Released On 4th Apr 2022

Sexual abuse within the police

Figures show that allegations of sexual misconduct made against serving police officers across Britain are on the rise.  The police are now in the spotlight and when allegations of sexual abuse are made, they must be transparent and ensure their actions are beyond reproach. The police therefore have real difficulties in establishing public confidence, particularly from women, as these offences undermine the good work done by the vast majority of our police officers and staff.

Cases seem to be on the increase, or is it that public awareness has been raised by high-profile cases such as Sarah Everard and survivors of sexual abuse by a police officer now feel they have a voice?  Recently there have been numerous cases in the news. Last month, Darren Thorn, a police officer who served at Wiltshire Police, has been given a nine-month prison sentence for his inappropriate sexual relationship with a vulnerable woman. He met his victim of part of his duties and he accessed the police database to find her contact details, then making unauthorised contact with her. Thorn’s actions were clearly against the law.  His wrongdoings not only gave rise to a criminal conviction, but also enable his victim to bring a civil claim for compensation against the police who employed him. The legal principle of vicarious liability means that where a member of staff commits sexual offences as part of their role, this enables the victim to launch a claim against their perpetrators employer for compensation.   A claim to the Criminal Injuries Compensation Authority may also be possible resulting in damages being paid.

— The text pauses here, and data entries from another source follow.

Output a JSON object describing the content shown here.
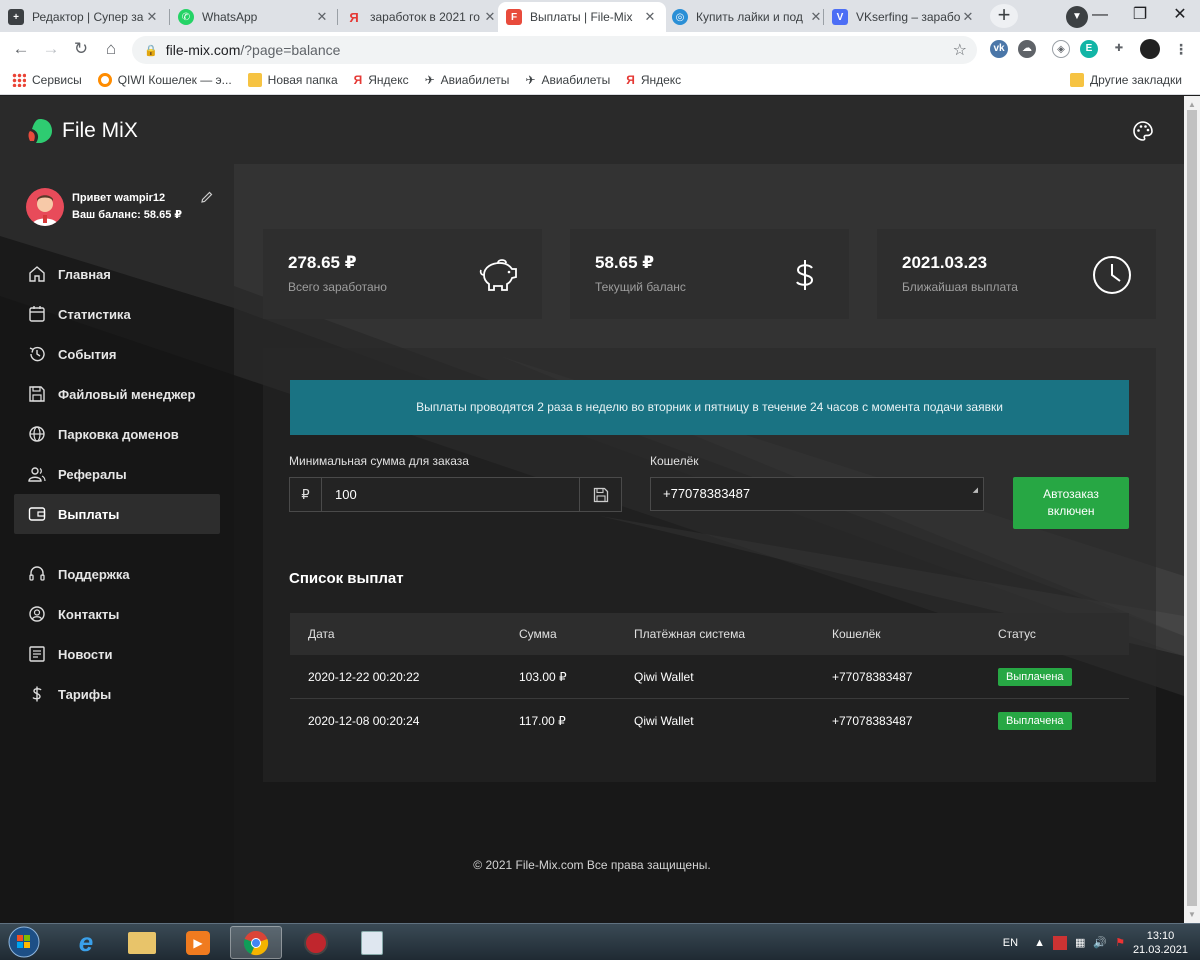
{
  "browser": {
    "tabs": [
      {
        "label": "Редактор | Супер за",
        "favicon_color": "#3c4043",
        "favicon_glyph": "+"
      },
      {
        "label": "WhatsApp",
        "favicon_color": "#25d366",
        "favicon_glyph": "✆"
      },
      {
        "label": "заработок в 2021 го",
        "favicon_color": "#ffffff",
        "favicon_glyph": "Я"
      },
      {
        "label": "Выплаты | File-Mix",
        "favicon_color": "#e84b3c",
        "favicon_glyph": "F"
      },
      {
        "label": "Купить лайки и под",
        "favicon_color": "#2a8fd6",
        "favicon_glyph": "◎"
      },
      {
        "label": "VKserfing – заработ",
        "favicon_color": "#3b5998",
        "favicon_glyph": "V"
      }
    ],
    "active_tab_index": 3,
    "url_host": "file-mix.com",
    "url_path": "/?page=balance",
    "bookmarks": [
      {
        "label": "Сервисы",
        "icon": "apps-grid-icon",
        "color": "#4285f4"
      },
      {
        "label": "QIWI Кошелек — э...",
        "icon": "qiwi-icon",
        "color": "#ff8c00"
      },
      {
        "label": "Новая папка",
        "icon": "folder-icon",
        "color": "#f6c342"
      },
      {
        "label": "Яндекс",
        "icon": "yandex-icon",
        "color": "#e53935"
      },
      {
        "label": "Авиабилеты",
        "icon": "plane-icon",
        "color": "#333333"
      },
      {
        "label": "Авиабилеты",
        "icon": "plane-icon",
        "color": "#333333"
      },
      {
        "label": "Яндекс",
        "icon": "yandex-icon",
        "color": "#e53935"
      }
    ],
    "other_bookmarks": "Другие закладки"
  },
  "site": {
    "logo_text": "File MiX",
    "greeting": "Привет wampir12",
    "balance_line": "Ваш баланс: 58.65 ₽",
    "nav": [
      {
        "label": "Главная",
        "icon": "home-icon"
      },
      {
        "label": "Статистика",
        "icon": "calendar-icon"
      },
      {
        "label": "События",
        "icon": "history-icon"
      },
      {
        "label": "Файловый менеджер",
        "icon": "floppy-icon"
      },
      {
        "label": "Парковка доменов",
        "icon": "globe-icon"
      },
      {
        "label": "Рефералы",
        "icon": "users-icon"
      },
      {
        "label": "Выплаты",
        "icon": "wallet-icon",
        "active": true
      }
    ],
    "nav2": [
      {
        "label": "Поддержка",
        "icon": "headset-icon"
      },
      {
        "label": "Контакты",
        "icon": "contact-icon"
      },
      {
        "label": "Новости",
        "icon": "news-icon"
      },
      {
        "label": "Тарифы",
        "icon": "dollar-icon"
      }
    ],
    "cards": [
      {
        "value": "278.65 ₽",
        "label": "Всего заработано",
        "icon": "piggy-bank-icon"
      },
      {
        "value": "58.65 ₽",
        "label": "Текущий баланс",
        "icon": "dollar-icon"
      },
      {
        "value": "2021.03.23",
        "label": "Ближайшая выплата",
        "icon": "clock-icon"
      }
    ],
    "alert": "Выплаты проводятся 2 раза в неделю во вторник и пятницу в течение 24 часов с момента подачи заявки",
    "min_label": "Минимальная сумма для заказа",
    "currency": "₽",
    "min_value": "100",
    "wallet_label": "Кошелёк",
    "wallet_value": "+77078383487",
    "auto_button_line1": "Автозаказ",
    "auto_button_line2": "включен",
    "list_title": "Список выплат",
    "table_headers": [
      "Дата",
      "Сумма",
      "Платёжная система",
      "Кошелёк",
      "Статус"
    ],
    "rows": [
      {
        "date": "2020-12-22 00:20:22",
        "amount": "103.00 ₽",
        "system": "Qiwi Wallet",
        "wallet": "+77078383487",
        "status": "Выплачена"
      },
      {
        "date": "2020-12-08 00:20:24",
        "amount": "117.00 ₽",
        "system": "Qiwi Wallet",
        "wallet": "+77078383487",
        "status": "Выплачена"
      }
    ],
    "footer": "© 2021 File-Mix.com Все права защищены."
  },
  "taskbar": {
    "lang": "EN",
    "time": "13:10",
    "date": "21.03.2021"
  },
  "colors": {
    "accent_green": "#27a744",
    "alert_teal": "#1a7383",
    "logo_green": "#2ecc71"
  }
}
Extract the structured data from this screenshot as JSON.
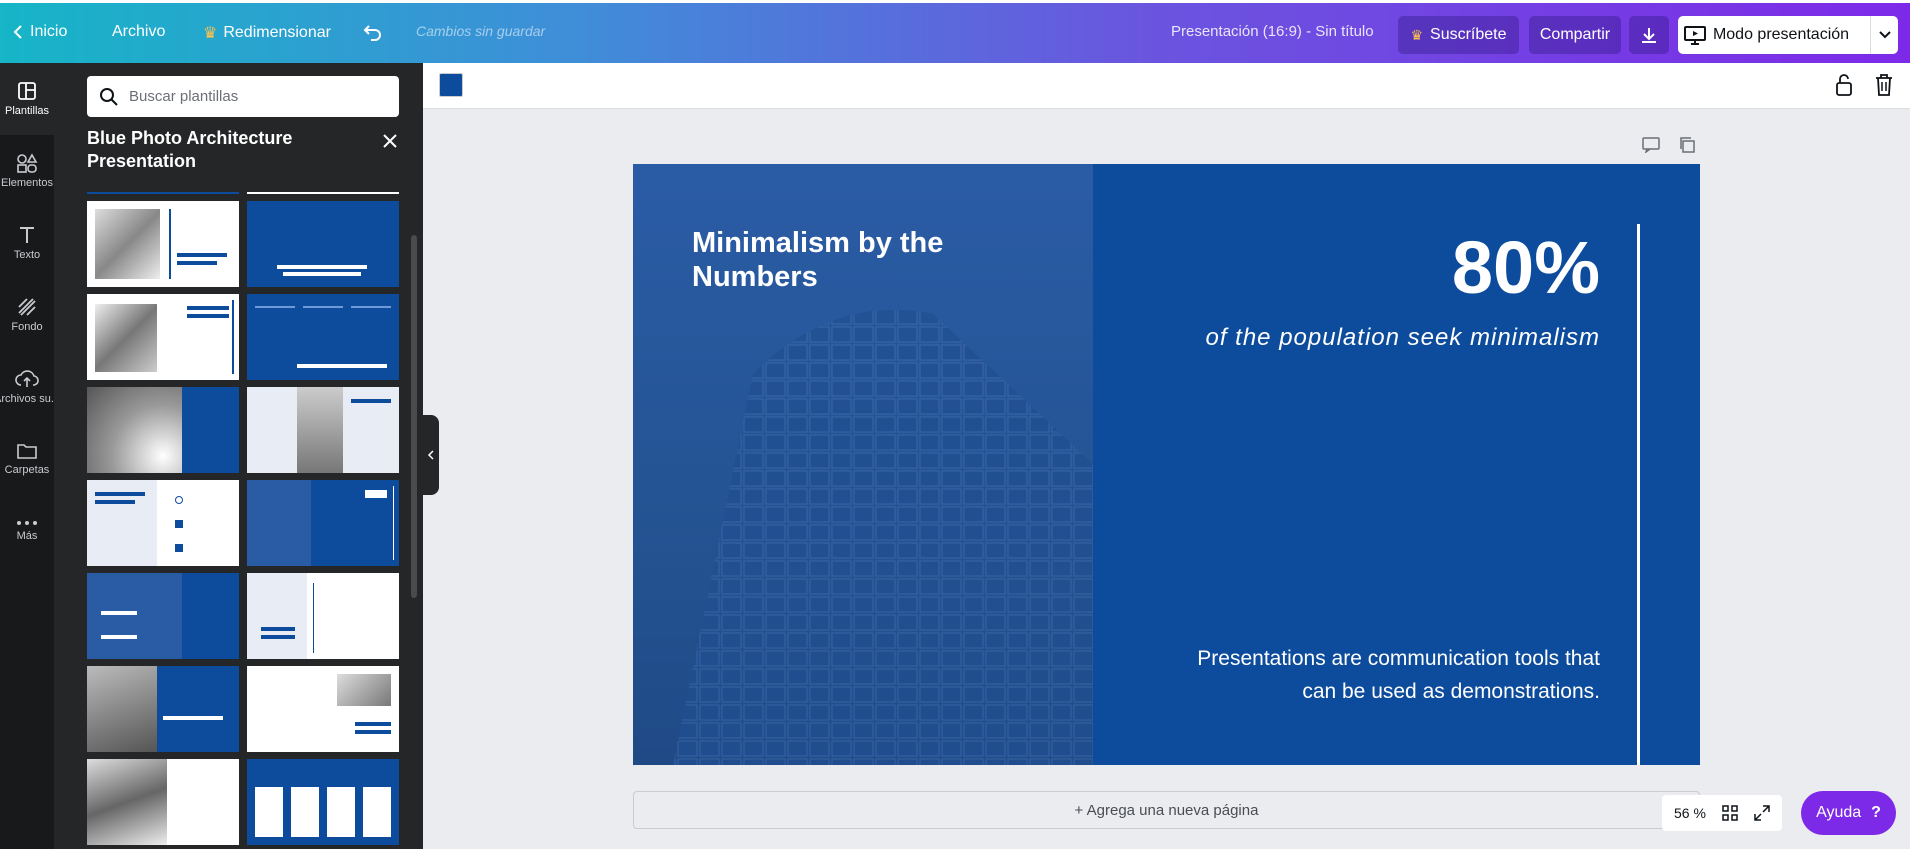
{
  "topbar": {
    "home": "Inicio",
    "file": "Archivo",
    "resize": "Redimensionar",
    "unsaved": "Cambios sin guardar",
    "doc_title": "Presentación (16:9) - Sin título",
    "subscribe": "Suscríbete",
    "share": "Compartir",
    "present": "Modo presentación"
  },
  "rail": [
    {
      "label": "Plantillas",
      "icon": "templates-icon"
    },
    {
      "label": "Elementos",
      "icon": "elements-icon"
    },
    {
      "label": "Texto",
      "icon": "text-icon"
    },
    {
      "label": "Fondo",
      "icon": "background-icon"
    },
    {
      "label": "Archivos su...",
      "icon": "upload-icon"
    },
    {
      "label": "Carpetas",
      "icon": "folder-icon"
    },
    {
      "label": "Más",
      "icon": "more-icon"
    }
  ],
  "panel": {
    "search_placeholder": "Buscar plantillas",
    "title": "Blue Photo Architecture Presentation"
  },
  "slide": {
    "title": "Minimalism by the Numbers",
    "big_number": "80%",
    "subtitle": "of the population seek minimalism",
    "body": "Presentations are communication tools that can be used as demonstrations.",
    "accent_color": "#0d4c9c"
  },
  "footer": {
    "add_page": "+ Agrega una nueva página",
    "zoom": "56 %",
    "help": "Ayuda",
    "help_symbol": "?"
  }
}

Wayne Couzens, Sarah Everard's murderer has now been charged with four counts of indecent exposure.  These offences took place just before Sarah's death. At the time, Couzens was a serving police officer within the Metropolitan police.  PC David Carrick, another Met police officer, has now been accused of sexual attacks by 11 women. He has pleaded not guilty having been charged with a total of 41 offences.  The offences include rape, coercive and controlling behaviour and sexual assault.  Again, if Carrick is convicted, it is likely these victims can launch civil claims against the police if those offences have been committed in the course of his employment.  Even if Carrick escapes conviction, a claim to the Criminal Injuries Compensation Authority may be possible, together with a civil claim as the civil burden of proof, `on the balance of probabilities', applies to these civil claims processes.

As solicitors specialising in sexual abuse claims, we receive daily enquiries involving current and historic sex abuse.  In every case we are looking to recognise the challenges that these victims face and the barriers to reporting or engaging in the legal process. In cases involving the police, these challenges are much higher than in other areas of sexual abuse litigation. There is an inherent fear that the survivor will not be believed. He or she have to report the offence to the same police force who employed the officer, or staff member involved. The hurdle is therefore much higher than we see in other areas of sexual abuse. 

Our solicitors are experienced in dealing with claims involving offences committed by police officers and understand the difficulties involved. Our expertise can help support victims and help them navigate this difficult type of claim.  If you are a victim of sexual abuse at the hands of a serving or former police officer, please do not hesitate to contact our specialist team on a confidential, no obligation free consultation on 01392 345333, or email us at enquiries@robsonshaw.uk.